A new masonry wall built where West Brook runs under Beach Road and empties into Lake George has prompted complaints from some local residents about its height — and how views of the lake might be blocked. The walled stream corridor is part of the Beach Road reconstruction project that is now underway. Curb construction on the lake side of the roadway is to be completed this week, and construction of sidewalks is planned for next week. Paving of the road, with innovative permeable pavement, is to begin in about two weeks.
Photo by Thom Randall.
LAKE GEORGE With an intent to prompt upgrades to downtown buildings, Lake George Village trustees have proposed a property tax break for business proprietors who make improvements to their properties.
The proposed program would exempt property owners from paying full taxes, for over a decade, on the assessed value of their property improvements.
Instead, the property owners would pay 50 percent of the assessed value of the upgrades during the first year, and 5 percent less each year until the exemption expires.
Monday April 15, the trustees decided against a proposed stipulation that would call for a minimum of $50,000 in improvements to qualify.

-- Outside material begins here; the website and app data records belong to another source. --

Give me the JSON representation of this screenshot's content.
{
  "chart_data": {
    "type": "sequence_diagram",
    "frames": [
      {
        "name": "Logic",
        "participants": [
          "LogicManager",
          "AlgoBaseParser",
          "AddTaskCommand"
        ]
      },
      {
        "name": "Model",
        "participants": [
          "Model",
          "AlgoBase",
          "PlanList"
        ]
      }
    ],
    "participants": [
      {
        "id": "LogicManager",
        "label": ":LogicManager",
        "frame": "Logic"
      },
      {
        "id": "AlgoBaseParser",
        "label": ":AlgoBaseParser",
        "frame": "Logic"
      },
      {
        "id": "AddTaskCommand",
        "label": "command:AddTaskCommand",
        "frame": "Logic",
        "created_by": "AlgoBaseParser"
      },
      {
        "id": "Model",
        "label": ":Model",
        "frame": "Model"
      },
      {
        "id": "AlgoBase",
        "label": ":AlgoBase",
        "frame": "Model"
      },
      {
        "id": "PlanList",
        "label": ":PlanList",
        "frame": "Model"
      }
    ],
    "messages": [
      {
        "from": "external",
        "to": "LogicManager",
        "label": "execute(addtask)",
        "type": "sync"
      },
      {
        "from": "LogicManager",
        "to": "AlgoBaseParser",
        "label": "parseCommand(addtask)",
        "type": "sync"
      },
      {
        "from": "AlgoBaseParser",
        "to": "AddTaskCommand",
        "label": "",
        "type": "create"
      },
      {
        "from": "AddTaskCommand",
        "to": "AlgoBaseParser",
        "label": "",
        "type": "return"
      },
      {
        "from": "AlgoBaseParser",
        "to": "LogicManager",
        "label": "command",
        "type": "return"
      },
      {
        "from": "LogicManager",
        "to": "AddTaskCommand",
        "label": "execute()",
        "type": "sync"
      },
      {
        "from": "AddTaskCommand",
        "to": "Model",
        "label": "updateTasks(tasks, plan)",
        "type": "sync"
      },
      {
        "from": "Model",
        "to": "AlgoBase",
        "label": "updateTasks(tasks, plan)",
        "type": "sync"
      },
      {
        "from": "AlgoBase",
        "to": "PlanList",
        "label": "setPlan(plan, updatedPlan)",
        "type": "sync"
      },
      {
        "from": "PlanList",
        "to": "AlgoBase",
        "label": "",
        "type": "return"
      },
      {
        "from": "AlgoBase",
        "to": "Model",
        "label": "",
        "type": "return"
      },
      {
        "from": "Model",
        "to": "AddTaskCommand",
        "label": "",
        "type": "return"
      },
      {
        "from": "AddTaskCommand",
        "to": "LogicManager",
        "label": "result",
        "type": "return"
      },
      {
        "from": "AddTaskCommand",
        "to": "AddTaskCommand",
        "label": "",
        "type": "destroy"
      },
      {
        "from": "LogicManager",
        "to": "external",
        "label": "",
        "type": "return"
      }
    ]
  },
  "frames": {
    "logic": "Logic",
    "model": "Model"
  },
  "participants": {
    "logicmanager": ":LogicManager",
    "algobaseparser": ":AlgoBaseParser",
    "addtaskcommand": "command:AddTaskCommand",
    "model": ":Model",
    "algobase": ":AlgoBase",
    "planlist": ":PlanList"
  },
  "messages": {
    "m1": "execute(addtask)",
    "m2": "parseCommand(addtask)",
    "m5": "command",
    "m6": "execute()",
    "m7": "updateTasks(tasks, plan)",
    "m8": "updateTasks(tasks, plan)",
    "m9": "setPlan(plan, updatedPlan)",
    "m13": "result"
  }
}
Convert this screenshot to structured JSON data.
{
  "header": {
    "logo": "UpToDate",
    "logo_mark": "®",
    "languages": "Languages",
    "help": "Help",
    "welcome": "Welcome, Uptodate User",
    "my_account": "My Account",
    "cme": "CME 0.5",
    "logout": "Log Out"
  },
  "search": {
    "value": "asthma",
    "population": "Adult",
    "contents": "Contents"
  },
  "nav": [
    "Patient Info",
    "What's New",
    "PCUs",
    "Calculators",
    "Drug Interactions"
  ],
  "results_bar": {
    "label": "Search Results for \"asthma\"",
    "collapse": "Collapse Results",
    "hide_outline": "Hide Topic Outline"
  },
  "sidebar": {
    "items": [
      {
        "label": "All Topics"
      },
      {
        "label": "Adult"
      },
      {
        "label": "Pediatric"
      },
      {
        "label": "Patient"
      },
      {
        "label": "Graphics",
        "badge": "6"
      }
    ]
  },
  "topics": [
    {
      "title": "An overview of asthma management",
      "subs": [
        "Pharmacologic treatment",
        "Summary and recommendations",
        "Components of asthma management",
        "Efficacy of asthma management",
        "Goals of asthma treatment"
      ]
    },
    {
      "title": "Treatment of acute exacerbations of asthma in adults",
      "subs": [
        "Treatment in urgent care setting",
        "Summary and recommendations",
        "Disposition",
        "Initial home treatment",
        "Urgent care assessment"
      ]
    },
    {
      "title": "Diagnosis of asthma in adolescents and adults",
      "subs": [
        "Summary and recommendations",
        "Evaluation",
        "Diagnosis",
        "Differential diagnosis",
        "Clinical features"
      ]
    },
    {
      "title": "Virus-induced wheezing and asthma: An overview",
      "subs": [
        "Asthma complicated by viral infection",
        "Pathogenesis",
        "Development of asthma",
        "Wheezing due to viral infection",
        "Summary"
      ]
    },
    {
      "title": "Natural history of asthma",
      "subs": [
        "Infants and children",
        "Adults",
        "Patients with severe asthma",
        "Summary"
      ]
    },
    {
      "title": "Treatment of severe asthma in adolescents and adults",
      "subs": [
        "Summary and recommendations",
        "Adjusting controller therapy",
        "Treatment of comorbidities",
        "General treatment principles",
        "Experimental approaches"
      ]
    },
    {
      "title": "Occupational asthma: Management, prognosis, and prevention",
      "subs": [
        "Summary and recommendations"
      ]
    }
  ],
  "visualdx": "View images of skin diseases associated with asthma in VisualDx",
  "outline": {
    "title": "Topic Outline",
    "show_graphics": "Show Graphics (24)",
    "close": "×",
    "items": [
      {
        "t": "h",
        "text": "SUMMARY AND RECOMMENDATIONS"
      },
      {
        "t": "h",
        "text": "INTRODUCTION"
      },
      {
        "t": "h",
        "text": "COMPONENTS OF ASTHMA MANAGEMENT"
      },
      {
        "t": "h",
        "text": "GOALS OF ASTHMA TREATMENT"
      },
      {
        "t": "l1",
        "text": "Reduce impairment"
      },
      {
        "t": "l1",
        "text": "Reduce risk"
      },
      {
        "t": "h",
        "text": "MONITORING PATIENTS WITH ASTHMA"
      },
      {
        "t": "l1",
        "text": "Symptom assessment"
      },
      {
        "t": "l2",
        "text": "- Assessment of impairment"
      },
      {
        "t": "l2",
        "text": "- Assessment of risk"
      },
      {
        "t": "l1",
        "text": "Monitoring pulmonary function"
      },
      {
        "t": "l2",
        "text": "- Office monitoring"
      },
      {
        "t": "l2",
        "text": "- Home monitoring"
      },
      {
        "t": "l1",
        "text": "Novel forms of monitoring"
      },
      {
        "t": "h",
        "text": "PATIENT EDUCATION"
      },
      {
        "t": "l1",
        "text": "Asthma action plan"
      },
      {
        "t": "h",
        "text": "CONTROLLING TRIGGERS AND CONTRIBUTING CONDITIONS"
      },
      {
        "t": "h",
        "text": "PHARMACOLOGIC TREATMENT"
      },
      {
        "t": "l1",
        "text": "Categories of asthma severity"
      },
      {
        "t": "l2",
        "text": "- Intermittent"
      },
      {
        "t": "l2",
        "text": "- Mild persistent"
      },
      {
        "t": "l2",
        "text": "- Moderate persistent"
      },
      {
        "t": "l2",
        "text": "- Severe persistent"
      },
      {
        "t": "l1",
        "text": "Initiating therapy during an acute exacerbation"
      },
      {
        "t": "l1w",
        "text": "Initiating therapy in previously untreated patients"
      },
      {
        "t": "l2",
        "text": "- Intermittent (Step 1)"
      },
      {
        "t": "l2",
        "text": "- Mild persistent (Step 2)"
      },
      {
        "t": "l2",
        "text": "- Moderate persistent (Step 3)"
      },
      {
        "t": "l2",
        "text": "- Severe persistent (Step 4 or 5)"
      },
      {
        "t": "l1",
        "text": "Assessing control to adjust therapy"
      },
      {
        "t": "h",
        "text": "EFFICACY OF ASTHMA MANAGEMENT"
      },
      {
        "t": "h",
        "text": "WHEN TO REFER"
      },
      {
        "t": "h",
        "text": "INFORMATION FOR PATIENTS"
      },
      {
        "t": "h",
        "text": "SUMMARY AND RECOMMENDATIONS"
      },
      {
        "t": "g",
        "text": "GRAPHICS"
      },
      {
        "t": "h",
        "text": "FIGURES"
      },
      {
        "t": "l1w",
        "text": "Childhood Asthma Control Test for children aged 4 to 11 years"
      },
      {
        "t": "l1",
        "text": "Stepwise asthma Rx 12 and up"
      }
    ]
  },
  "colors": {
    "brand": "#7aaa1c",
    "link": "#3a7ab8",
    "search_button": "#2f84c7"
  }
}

They decided to set a $10,000 minimum instead, citing that the lower amount would prompt more business owners to upgrade their properties.
The law would replace an existing schedule of exemptions for those boosting their assessments by $50,000, which granted a 25 percent exemption the first year, followed by a 10 percent exemption the following three years, and 5 percent the next three years.
The new expanded exemption was initiated by Lake George Mayor Robert Blais. He said April 15 that Glens Falls Economic & Community Development Director Ed Bartholomew told him that a similar tax break in the city had spurred considerable upgrades to downtown Glens Falls.
The proposed ordinance is subject to a public hearing at 6 p.m. May 20.
Townhouse initiative defeated
Another proposal to boost development in Lake George Village didn’t garner the support April 15 that the tax exemption did.
An initiative to allow townhouses in R-1 residential zones in town was defeated by a 3-2 split vote.
Trustees John Root and Ray Perry who supported the change said that the initiative would encourage more young families to move into the village — which would boost year-round activity and commerce as well as enhance the local quality of life.